Short-term payment plans are free to set up, but long-term plans have a $31 setup charge if done online; this charge is waived if you meet low-income guidelines. You have to pay by direct debit from your bank account if the balance is more than $25,000. These payments are automatic. If automatic payments do not fit your financial situation, as is the case with many self-employed individuals, the fee is $149 while low-income taxpayers are charged $43 and it may be reimbursed. 

Payment plans can also be revised at any time for a $10 fee, which is waived for most low-income taxpayers.

Offer in Compromise

You have the option to settle your back taxes with an offer in compromise (OIC). You still have to make a good faith attempt to pay your tax bill to the best of your ability when you apply for one, and there is a $205 application fee unless you are low-income or your reason for applying is doubt of liability.

Doubt of liability OICs are for when you don’t think your taxes were correctly assessed. Doubt of collectibility OICs are more common, they are for taxpayers who are trying to prove that collecting the taxes due would cause the IRS too much trouble with collection actions when they’re unable to pay what they owe. If the OIC is accepted, it can reduce or even eliminate the taxes due.

You need to have all prior year tax returns filed (plus current year returns or extensions) in order to successfully apply for an OIC.

Have Tax Shark Negotiate with the IRS on Your Behalf

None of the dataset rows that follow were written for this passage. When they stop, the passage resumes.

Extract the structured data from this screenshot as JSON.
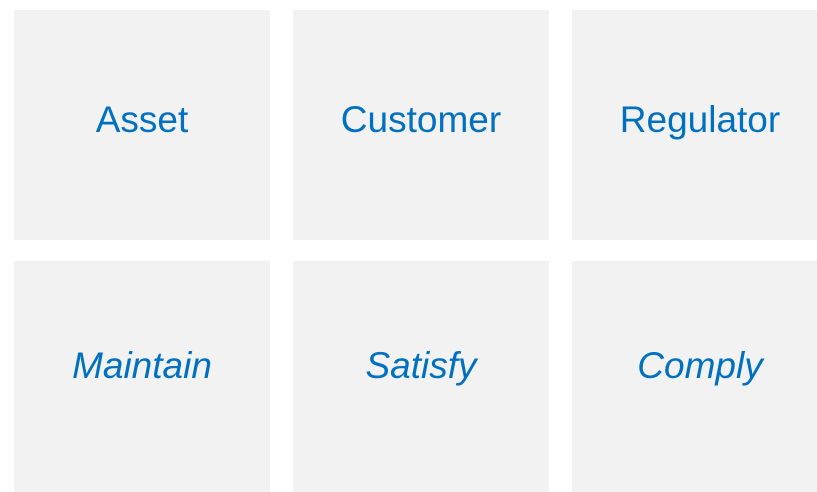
{
  "colors": {
    "tile_background": "#f2f2f2",
    "text_accent": "#0070c0"
  },
  "top_row": [
    {
      "label": "Asset"
    },
    {
      "label": "Customer"
    },
    {
      "label": "Regulator"
    }
  ],
  "bottom_row": [
    {
      "label": "Maintain"
    },
    {
      "label": "Satisfy"
    },
    {
      "label": "Comply"
    }
  ]
}
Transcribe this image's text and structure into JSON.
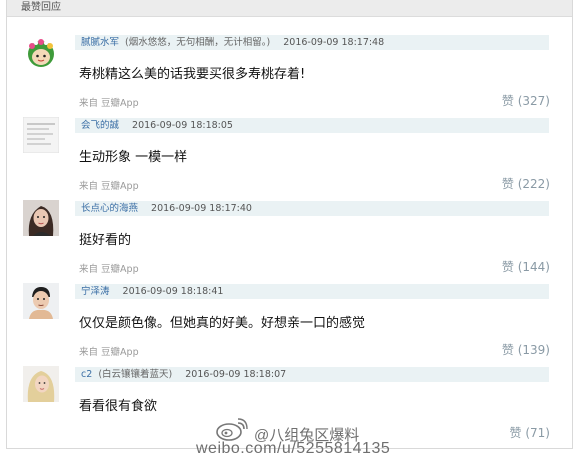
{
  "section": {
    "title": "最赞回应"
  },
  "comments": [
    {
      "user": "腻腻水军",
      "signature": "(烟水悠悠，无句相酬，无计相留。)",
      "time": "2016-09-09 18:17:48",
      "content": "寿桃精这么美的话我要买很多寿桃存着!",
      "from_label": "来自",
      "app": "豆瓣App",
      "like_label": "赞",
      "likes": "(327)",
      "avatar": "cartoon-avatar"
    },
    {
      "user": "会飞的誠",
      "signature": "",
      "time": "2016-09-09 18:18:05",
      "content": "生动形象 一模一样",
      "from_label": "来自",
      "app": "豆瓣App",
      "like_label": "赞",
      "likes": "(222)",
      "avatar": "document-thumbnail-avatar"
    },
    {
      "user": "长点心的海燕",
      "signature": "",
      "time": "2016-09-09 18:17:40",
      "content": "挺好看的",
      "from_label": "来自",
      "app": "豆瓣App",
      "like_label": "赞",
      "likes": "(144)",
      "avatar": "woman-photo-avatar"
    },
    {
      "user": "宁泽涛",
      "signature": "",
      "time": "2016-09-09 18:18:41",
      "content": "仅仅是颜色像。但她真的好美。好想亲一口的感觉",
      "from_label": "来自",
      "app": "豆瓣App",
      "like_label": "赞",
      "likes": "(139)",
      "avatar": "man-photo-avatar"
    },
    {
      "user": "c2",
      "signature": "(白云镶镶着蓝天)",
      "time": "2016-09-09 18:18:07",
      "content": "看看很有食欲",
      "from_label": "",
      "app": "",
      "like_label": "赞",
      "likes": "(71)",
      "avatar": "blonde-woman-photo-avatar"
    }
  ],
  "watermark": {
    "handle": "@八组兔区爆料",
    "url": "weibo.com/u/5255814135"
  }
}
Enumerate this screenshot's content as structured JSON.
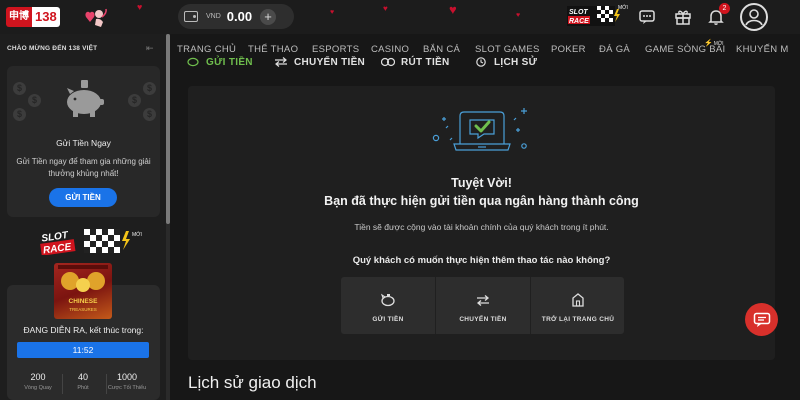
{
  "header": {
    "logo_han": "申博",
    "logo_num": "138",
    "balance_currency": "VND",
    "balance_amount": "0.00",
    "slot_race_new": "MỚI",
    "notification_count": "2"
  },
  "nav": {
    "items": [
      "TRANG CHỦ",
      "THỂ THAO",
      "ESPORTS",
      "CASINO",
      "BẮN CÁ",
      "SLOT GAMES",
      "POKER",
      "ĐÁ GÀ",
      "GAME SÒNG BÀI",
      "KHUYẾN M"
    ],
    "new_tag": "MỚI"
  },
  "sidebar": {
    "welcome": "CHÀO MỪNG ĐẾN 138 VIỆT",
    "deposit_card": {
      "title": "Gửi Tiền Ngay",
      "description": "Gửi Tiền ngay để tham gia những giải thưởng khủng nhất!",
      "button": "GỬI TIỀN"
    },
    "slot_race_new": "MỚI",
    "promo": {
      "thumb_title": "CHINESE",
      "thumb_subtitle": "TREASURES",
      "status": "ĐANG DIỄN RA, kết thúc trong:",
      "timer": "11:52",
      "stats": [
        {
          "value": "200",
          "label": "Vòng Quay"
        },
        {
          "value": "40",
          "label": "Phút"
        },
        {
          "value": "1000",
          "label": "Cược Tối Thiểu"
        }
      ]
    }
  },
  "subtabs": [
    "GỬI TIỀN",
    "CHUYỂN TIỀN",
    "RÚT TIỀN",
    "LỊCH SỬ"
  ],
  "success": {
    "title": "Tuyệt Vời!",
    "message": "Bạn đã thực hiện gửi tiền qua ngân hàng thành công",
    "note": "Tiền sẽ được cộng vào tài khoản chính của quý khách trong ít phút.",
    "question": "Quý khách có muốn thực hiện thêm thao tác nào không?",
    "actions": [
      {
        "label": "GỬI TIỀN",
        "icon": "piggy-bank-icon"
      },
      {
        "label": "CHUYỂN TIỀN",
        "icon": "transfer-icon"
      },
      {
        "label": "TRỞ LẠI TRANG CHỦ",
        "icon": "home-icon"
      }
    ]
  },
  "history": {
    "title": "Lịch sử giao dịch"
  },
  "colors": {
    "accent_blue": "#1a73e8",
    "active_tab_green": "#6fbe4d",
    "chat_red": "#d8302b",
    "brand_red": "#d0141e"
  }
}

Communicating with the IRS can be a daunting prospect. Tax Shark is here to represent you before the IRS. Our tax law experts have thorough knowledge of IRS procedures and may be able to negotiate more favorable terms than you can. Our tax resolution services are available for taxpayers seeking tax relief. Contact us for more information.